DATA LISTING: Begin

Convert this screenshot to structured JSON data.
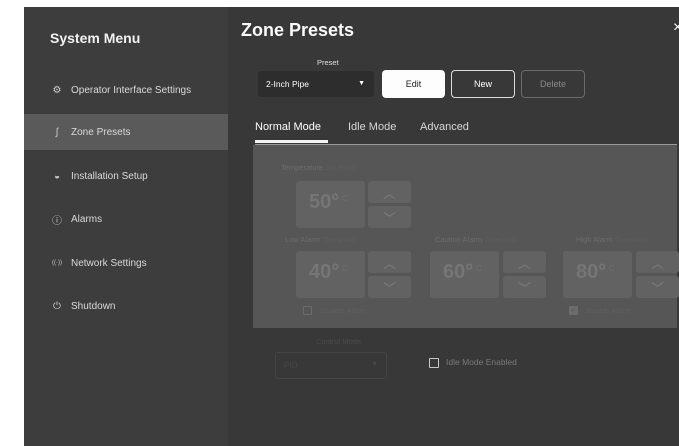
{
  "sidebar": {
    "title": "System Menu",
    "items": [
      {
        "label": "Operator Interface Settings",
        "icon": "gear-icon",
        "glyph": "⚙"
      },
      {
        "label": "Zone Presets",
        "icon": "pipe-icon",
        "glyph": "∫"
      },
      {
        "label": "Installation Setup",
        "icon": "installation-icon",
        "glyph": "◒"
      },
      {
        "label": "Alarms",
        "icon": "alert-circle-icon",
        "glyph": "ⓘ"
      },
      {
        "label": "Network Settings",
        "icon": "wireless-icon",
        "glyph": "((·))"
      },
      {
        "label": "Shutdown",
        "icon": "power-icon",
        "glyph": "⏻"
      }
    ],
    "active_item": "Zone Presets"
  },
  "main": {
    "title": "Zone Presets",
    "close_glyph": "×",
    "preset": {
      "caption": "Preset",
      "value": "2-Inch Pipe",
      "caret": "▼"
    },
    "buttons": {
      "edit": "Edit",
      "new": "New",
      "delete": "Delete"
    },
    "tabs": [
      {
        "label": "Normal Mode",
        "active": true
      },
      {
        "label": "Idle Mode",
        "active": false
      },
      {
        "label": "Advanced",
        "active": false
      }
    ],
    "fields": {
      "temperature": {
        "label": "Temperature",
        "sub": "Set Point",
        "value": "50°",
        "unit": "C"
      },
      "low_alarm": {
        "label": "Low Alarm",
        "sub": "Threshold",
        "value": "40°",
        "unit": "C"
      },
      "caution_alarm": {
        "label": "Caution Alarm",
        "sub": "Threshold",
        "value": "60°",
        "unit": "C"
      },
      "high_alarm": {
        "label": "High Alarm",
        "sub": "Threshold",
        "value": "80°",
        "unit": "C"
      }
    },
    "arrow_up": "︿",
    "arrow_down": "﹀",
    "low_alarm_checkbox": {
      "checked": false,
      "label": "Disable Alarm"
    },
    "high_alarm_checkbox": {
      "checked": true,
      "label": "Enable Alarm",
      "check_glyph": "✓"
    },
    "control_mode": {
      "caption": "Control Mode",
      "value": "PID",
      "caret": "▼"
    },
    "idle_mode": {
      "label": "Idle Mode Enabled",
      "checked": false
    }
  },
  "colors": {
    "sidebar_bg": "#3d3d3d",
    "sidebar_active": "#5a5a5a",
    "main_bg": "#383838",
    "panel_bg": "#565656",
    "accent": "#ffffff"
  }
}
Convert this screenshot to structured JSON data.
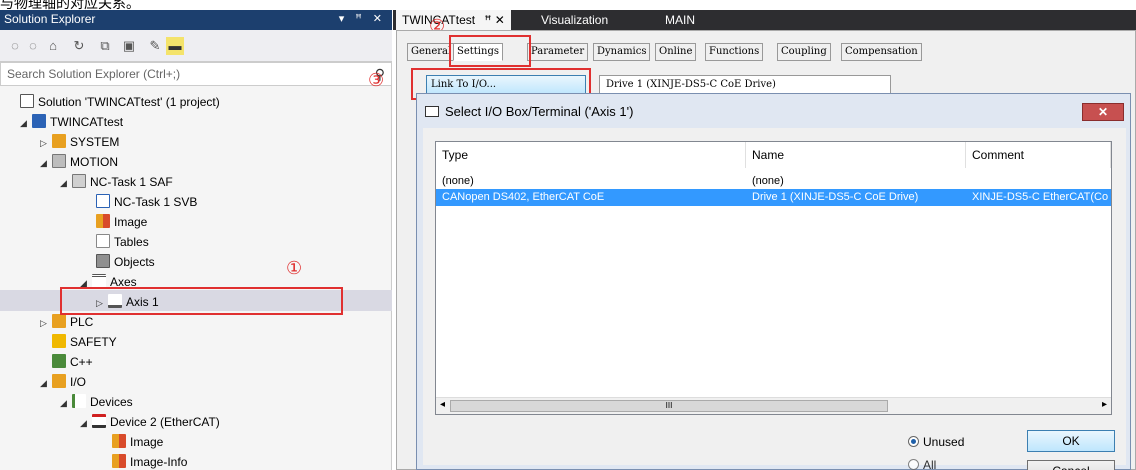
{
  "top_caption": "与物理轴的对应关系。",
  "explorer": {
    "title": "Solution Explorer",
    "title_controls": "▾ ꟸ ✕",
    "search_placeholder": "Search Solution Explorer (Ctrl+;)",
    "tree": [
      {
        "label": "Solution 'TWINCATtest' (1 project)",
        "icon": "solution-icon",
        "color": "#4a4a4a"
      },
      {
        "label": "TWINCATtest",
        "icon": "project-icon",
        "color": "#2b62b5"
      },
      {
        "label": "SYSTEM",
        "icon": "system-gear-icon",
        "color": "#e8a020"
      },
      {
        "label": "MOTION",
        "icon": "motion-icon",
        "color": "#7a7a7a"
      },
      {
        "label": "NC-Task 1 SAF",
        "icon": "task-icon",
        "color": "#7a7a7a"
      },
      {
        "label": "NC-Task 1 SVB",
        "icon": "task-doc-icon",
        "color": "#2b62b5"
      },
      {
        "label": "Image",
        "icon": "image-icon",
        "color": "#d84a2a"
      },
      {
        "label": "Tables",
        "icon": "table-icon",
        "color": "#8a8a8a"
      },
      {
        "label": "Objects",
        "icon": "objects-icon",
        "color": "#606060"
      },
      {
        "label": "Axes",
        "icon": "axes-icon",
        "color": "#505050"
      },
      {
        "label": "Axis 1",
        "icon": "axis-icon",
        "color": "#505050"
      },
      {
        "label": "PLC",
        "icon": "plc-icon",
        "color": "#e8a020"
      },
      {
        "label": "SAFETY",
        "icon": "safety-icon",
        "color": "#f0b800"
      },
      {
        "label": "C++",
        "icon": "cpp-icon",
        "color": "#4a8a3a"
      },
      {
        "label": "I/O",
        "icon": "io-icon",
        "color": "#e8a020"
      },
      {
        "label": "Devices",
        "icon": "devices-icon",
        "color": "#505050"
      },
      {
        "label": "Device 2 (EtherCAT)",
        "icon": "ethercat-icon",
        "color": "#d02020"
      },
      {
        "label": "Image",
        "icon": "image-icon",
        "color": "#d84a2a"
      },
      {
        "label": "Image-Info",
        "icon": "image-icon",
        "color": "#d84a2a"
      }
    ],
    "annotation_1": "①"
  },
  "editor": {
    "tabs": {
      "active": "TWINCATtest",
      "pin": "ꟸ ✕",
      "other1": "Visualization",
      "other2": "MAIN"
    },
    "annotation_2": "②",
    "annotation_3": "③",
    "settings_tabs": [
      "General",
      "Settings",
      "Parameter",
      "Dynamics",
      "Online",
      "Functions",
      "Coupling",
      "Compensation"
    ],
    "link_button": "Link To I/O...",
    "drive_value": "Drive 1 (XINJE-DS5-C CoE Drive)"
  },
  "dialog": {
    "title": "Select I/O Box/Terminal ('Axis 1')",
    "close": "✕",
    "columns": [
      "Type",
      "Name",
      "Comment"
    ],
    "rows": [
      {
        "type": "(none)",
        "name": "(none)",
        "comment": ""
      },
      {
        "type": "CANopen DS402, EtherCAT CoE",
        "name": "Drive 1 (XINJE-DS5-C CoE Drive)",
        "comment": "XINJE-DS5-C EtherCAT(Co"
      }
    ],
    "scroll_left": "◂",
    "scroll_right": "▸",
    "scroll_thumb": "III",
    "radio_unused": "Unused",
    "radio_all": "All",
    "ok": "OK",
    "cancel": "Cancel"
  },
  "colors": {
    "selection": "#3399ff",
    "annotation_red": "#e03030",
    "title_bar": "#1c3f6e"
  }
}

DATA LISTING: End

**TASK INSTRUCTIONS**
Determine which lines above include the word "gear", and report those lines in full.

**TASK SOLUTION**
        "icon": "gear-icon",
        "icon": "system-gear-icon",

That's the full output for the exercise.